Does quantity make the difference? Associations between the amount of physical education and children’s basic motor competencies

  • Marina Wälti University of Basel, Switzerland
  • Lucas Schole University of Hamburg, Germany
  • Uwe Pühse University of Basel, Switzerland
  • Erin Gerlach University of Hamburg, Germany
  • Jeffrey Sallen University of Leipzig, Germany
  • Claude Scheuer University of Luxembourg, Luxembourg
  • Christian Herrmann Zurich University of Teacher Education, Switzerland
Keywords: motor competence, MOBAK, learning objectives, physical activity, curriculum

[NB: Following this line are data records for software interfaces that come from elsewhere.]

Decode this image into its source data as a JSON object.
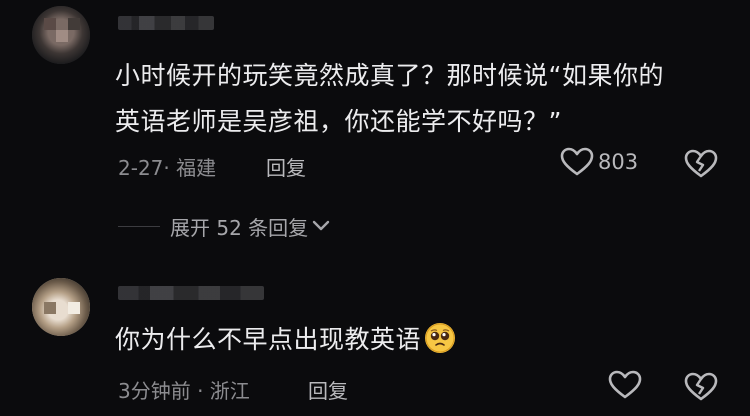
{
  "comments": [
    {
      "text_line1": "小时候开的玩笑竟然成真了？那时候说“如果你的",
      "text_line2": "英语老师是吴彦祖，你还能学不好吗？”",
      "meta": "2-27· 福建",
      "reply_label": "回复",
      "like_count": "803"
    },
    {
      "text": "你为什么不早点出现教英语",
      "emoji": "pleading-face-emoji",
      "meta": "3分钟前 · 浙江",
      "reply_label": "回复",
      "like_count": ""
    }
  ],
  "expand_replies_label": "展开 52 条回复",
  "icons": [
    "heart-outline-icon",
    "broken-heart-icon",
    "chevron-down-icon"
  ],
  "colors": {
    "background": "#0b0b0d",
    "text": "#ececee",
    "meta": "#8c8c90"
  }
}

Basic motor competencies (BMC) belong to the main learning goals of physical education (PE) in primary school and are needed to actively take part in the culture of sport and human movement. BMC levels between European countries differ widely and individual determinants like age, sex, and extracurricular physical activity participation consistently predict BMC levels (Wälti et al., 2022), but also structural aspects of PE are important factors of learning outcomes. In this study, we wanted to investigate if the weekly amount of PE accounts for differences in BMC levels across countries.

We assessed BMC (object movement, self-movement), anthropometric data (sex, age, body-mass-index) and participation in extracurricular physical activity (ball sports, individual sports) in 3,069 6- to 10-year-old primary school children using the MOBAK-1-4 and structural aspects (amount of PE) in 179 teachers from eight European countries. Latent multilevel regression analyses were corrected for children’s sex, age, body-mass-index, extracurricular physical activity participation and region of assessment.

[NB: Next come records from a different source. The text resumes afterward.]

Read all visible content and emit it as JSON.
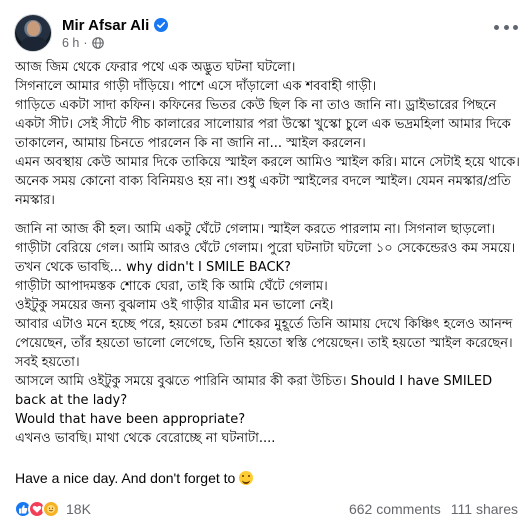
{
  "post": {
    "author_name": "Mir Afsar Ali",
    "time": "6 h",
    "separator": "·",
    "paragraphs": [
      "আজ জিম থেকে ফেরার পথে এক অদ্ভুত ঘটনা ঘটলো।",
      "সিগনালে আমার গাড়ী দাঁড়িয়ে। পাশে এসে দাঁড়ালো এক শববাহী গাড়ী।",
      "গাড়িতে একটা সাদা কফিন। কফিনের ভিতর কেউ ছিল কি না তাও জানি না। ড্রাইভারের পিছনে একটা সীট। সেই সীটে পীচ কালারের সালোয়ার পরা উস্কো খুস্কো চুলে এক ভদ্রমহিলা আমার দিকে তাকালেন, আমায় চিনতে পারলেন কি না জানি না... স্মাইল করলেন।",
      "এমন অবস্থায় কেউ আমার দিকে তাকিয়ে স্মাইল করলে আমিও স্মাইল করি। মানে সেটাই হয়ে থাকে। অনেক সময় কোনো বাক্য বিনিময়ও হয় না। শুধু একটা স্মাইলের বদলে স্মাইল। যেমন নমস্কার/প্রতি নমস্কার।",
      "জানি না আজ কী হল। আমি একটু ঘেঁটে গেলাম। স্মাইল করতে পারলাম না। সিগনাল ছাড়লো। গাড়ীটা বেরিয়ে গেল। আমি আরও ঘেঁটে গেলাম। পুরো ঘটনাটা ঘটলো ১০ সেকেন্ডেরও কম সময়ে।",
      "তখন থেকে ভাবছি... why didn't I SMILE BACK?",
      "গাড়ীটা আপাদমস্তক শোকে ঘেরা, তাই কি আমি ঘেঁটে গেলাম।",
      "ওইটুকু সময়ের জন্য বুঝলাম ওই গাড়ীর যাত্রীর মন ভালো নেই।",
      "আবার এটাও মনে হচ্ছে পরে, হয়তো চরম শোকের মুহূর্তে তিনি আমায় দেখে কিঞ্চিৎ হলেও আনন্দ পেয়েছেন, তাঁর হয়তো ভালো লেগেছে, তিনি হয়তো স্বস্তি পেয়েছেন। তাই হয়তো স্মাইল করেছেন। সবই হয়তো।",
      "আসলে আমি ওইটুকু সময়ে বুঝতে পারিনি আমার কী করা উচিত। Should I have SMILED back at the lady?",
      "Would that have been appropriate?",
      "এখনও ভাবছি। মাথা থেকে বেরোচ্ছে না ঘটনাটা...."
    ],
    "closing": "Have a nice day. And don't forget to"
  },
  "stats": {
    "reaction_count": "18K",
    "comments": "662 comments",
    "shares": "111 shares"
  },
  "icons": {
    "verified": "verified-badge-icon",
    "audience": "globe-icon",
    "more": "more-options-icon",
    "reactions": [
      "like-icon",
      "love-icon",
      "care-icon"
    ],
    "closing_emoji": "smile-emoji-icon"
  },
  "colors": {
    "accent": "#1877f2",
    "love": "#f33e58",
    "care": "#f7b125",
    "secondary_text": "#65676b"
  }
}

Despite differences in the weekly amount of PE in the assessed samples, there were no significant associations between the amount of PE and object movement or self-movement in either the 6- to 8-year-old or the 8- to 10-year-old children. The covariates age, sex, body-mass-index and participation in ball sports were significant predictors of object movement in all children. Body-mass-index and participation in any kind of extracurricular physical activity were significantly associated with self-movement in children aged 6-8 years. In children aged 8-10 years, all anthropometric variables as well as participation in any kind of extracurricular physical activity were significant predictors of self-movement. Other country-specific or PE-related factors might be more crucial for the differences in BMC levels than the amount of PE (García-Hermoso et al., 2020). A focus on the quality and content of PE lessons as well as on the qualification and goals of PE teachers is suggested. Nevertheless, for children who do not participate in extracurricular physical activity, PE can be crucial for BMC development.


García-Hermoso, A., Alonso-Martínez, A. M., Ramírez-Vélez, R., Pérez-Sousa, M. Á., Ramírez-Campillo, R., & Izquierdo, M. (2020). Association of physical education with improvement of health-related physical fitness outcomes and fundamental motor skills among youths: A systematic review and meta-analysis. JAMA Pediatrics, 174(6), Article e200223.

Wälti, M., Sallen, J., Adamakis, M., Ennigkeit, F., Gerlach, E., Heim, C., Jidovtseff, B., Kossyva, I., Labudová, J., Masaryková, D., Mombarg, R., De Sousa Morgado, L., Niederkofler, B., Niehues, M., Onofre, M., Pühse, U., Quitério, A., Scheuer, C., Seelig, H., Vlček, P., . . . & Herrmann, C. (2022). Basic motor competencies of 6- to 8-year-old primary school children in ten European countries: A cross-sectional study on associations with age, sex, BMI and physical activity. Frontiers in Psychology, 13, Article 804753.

How to Cite
Wälti, M., Schole, L., Pühse, U., Gerlach, E., Sallen, J., Scheuer, C., & Herrmann, C. (2023). Does quantity make the difference? Associations between the amount of physical education and children’s basic motor competencies. Current Issues in Sport Science (CISS), 8(2), 084.